After the notary’s introductory words, he dictates the will. The monastery receives 5 lire. When the notary says that this is very little, Schicchi only says that otherwise, it would look like that he had a guilty conscience since the money had been stolen. Everyone approves of this hypocritically. He continues. He distributes the cash and the smaller goods evenly among the relatives. Everybody thanks him kindly. When it comes to the 3 big goods, he bequeaths them … to his good and faithful friend Gianni Schicchi.  This causes a big turmoil. Schicchi says goodbye to the notary and chases the relatives out of the house. Rinuccio and Lauretta lie in each other’s arms and Schicchi looks satisfied at the happy lovers and pleas the spectator for extenuating circumstances for his devilment.

The legal instruction to punish testament forgers actually existed in Florence. Puccini wrote at this point a scenic instruction that Schicchi should hold the sleeve up without a hand. Abbate/Parker write critically in their opera guide that this was poor taste on Puccini’s part: “Written in Italy in 1918, after years of a brutal war, with wounded soldiers , often deprived of their limbs, who returned to their hometown.

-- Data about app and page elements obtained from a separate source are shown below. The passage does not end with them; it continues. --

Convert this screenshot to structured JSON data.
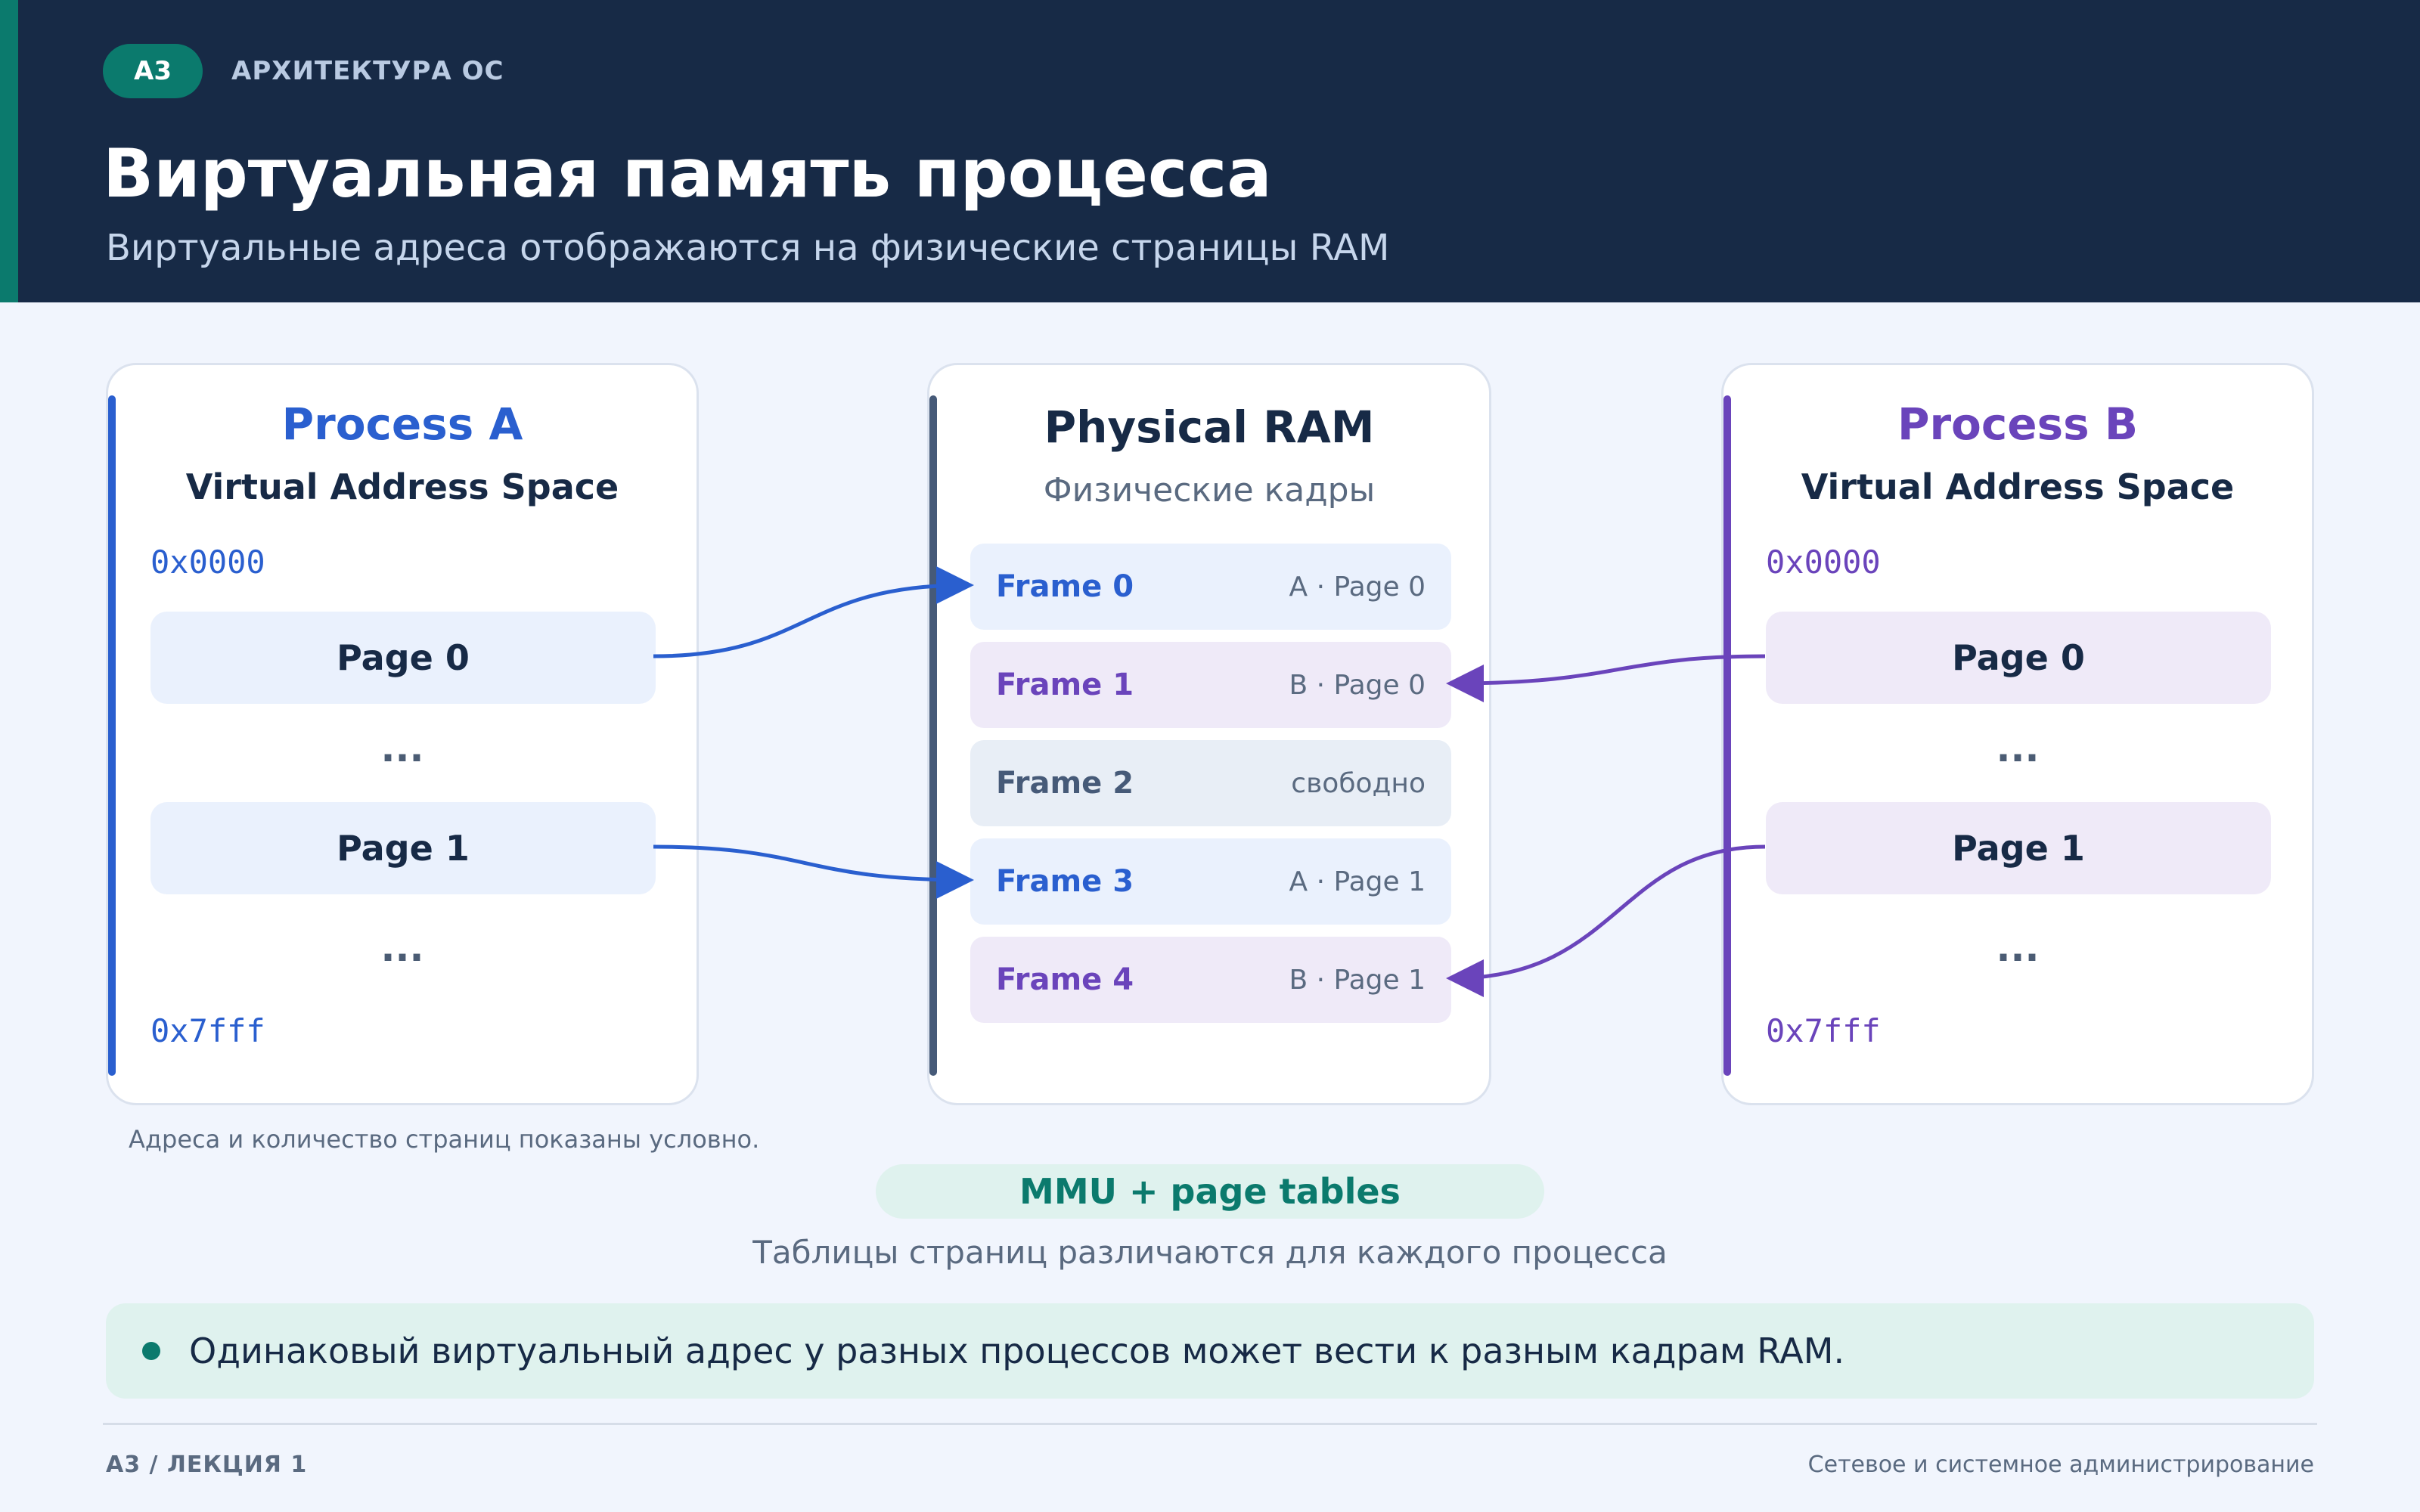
{
  "header": {
    "badge": "A3",
    "kicker": "АРХИТЕКТУРА ОС",
    "title": "Виртуальная память процесса",
    "subtitle": "Виртуальные адреса отображаются на физические страницы RAM"
  },
  "process_a": {
    "title": "Process A",
    "subtitle": "Virtual Address Space",
    "addr_start": "0x0000",
    "addr_end": "0x7fff",
    "pages": [
      "Page 0",
      "Page 1"
    ],
    "ellipsis": "...",
    "color": "#2a5fcf"
  },
  "ram": {
    "title": "Physical RAM",
    "subtitle": "Физические кадры",
    "frames": [
      {
        "name": "Frame 0",
        "map": "A · Page 0"
      },
      {
        "name": "Frame 1",
        "map": "B · Page 0"
      },
      {
        "name": "Frame 2",
        "map": "свободно"
      },
      {
        "name": "Frame 3",
        "map": "A · Page 1"
      },
      {
        "name": "Frame 4",
        "map": "B · Page 1"
      }
    ],
    "color": "#465a78"
  },
  "process_b": {
    "title": "Process B",
    "subtitle": "Virtual Address Space",
    "addr_start": "0x0000",
    "addr_end": "0x7fff",
    "pages": [
      "Page 0",
      "Page 1"
    ],
    "ellipsis": "...",
    "color": "#6a44bb"
  },
  "mappings": [
    {
      "process": "A",
      "page": "Page 0",
      "frame": "Frame 0"
    },
    {
      "process": "A",
      "page": "Page 1",
      "frame": "Frame 3"
    },
    {
      "process": "B",
      "page": "Page 0",
      "frame": "Frame 1"
    },
    {
      "process": "B",
      "page": "Page 1",
      "frame": "Frame 4"
    }
  ],
  "note": "Адреса и количество страниц показаны условно.",
  "mmu": {
    "label": "MMU + page tables",
    "subtitle": "Таблицы страниц различаются для каждого процесса"
  },
  "callout": "Одинаковый виртуальный адрес у разных процессов может вести к разным кадрам RAM.",
  "footer": {
    "left": "A3 / ЛЕКЦИЯ 1",
    "right": "Сетевое и системное администрирование"
  }
}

Gianni Schicchi’s wily plan only works because he repeatedly plays the tune of “Addio Firenze”, which is supposed to remind relatives of the law of harsh punishment. Interestingly, in the 25th verse of his Divina Commedia, Dante quoted a Buoso Donati who had created his fortune in a roguish way and bequeathed it to the Church in the hope of grace.  “Puccini’s sympathies apply to the protagonist, even if his conduct seems questionable from a moral point of view. In the end, it is not “good that triumphs over evil”, but “cunning over stupidity.” (Csampai/Holland, opera guide). So Gianni Schicchi apologizes to the audience at the end, and pleas for extenuating circumstances if the audience has at least amused itself.

Part 3 (24:10 – 55.13)  –  Pappano ROH


Recording recommendation of the opera GIANNI SCHICCHI


CBS with Tito Gobbi, Placido Domingo and Ileana Cotrubas under the direction of Lorin Maazel and the London Symphony Orchestra.




Peter Lutz, opera-inside, the online opera guide to GIANNI SCHICCHI by Giacomo Puccini.



0 replies

Leave a Reply

Want to join the discussion?
Feel free to contribute!

Leave a Reply

Your email address will not be published. Required fields are marked *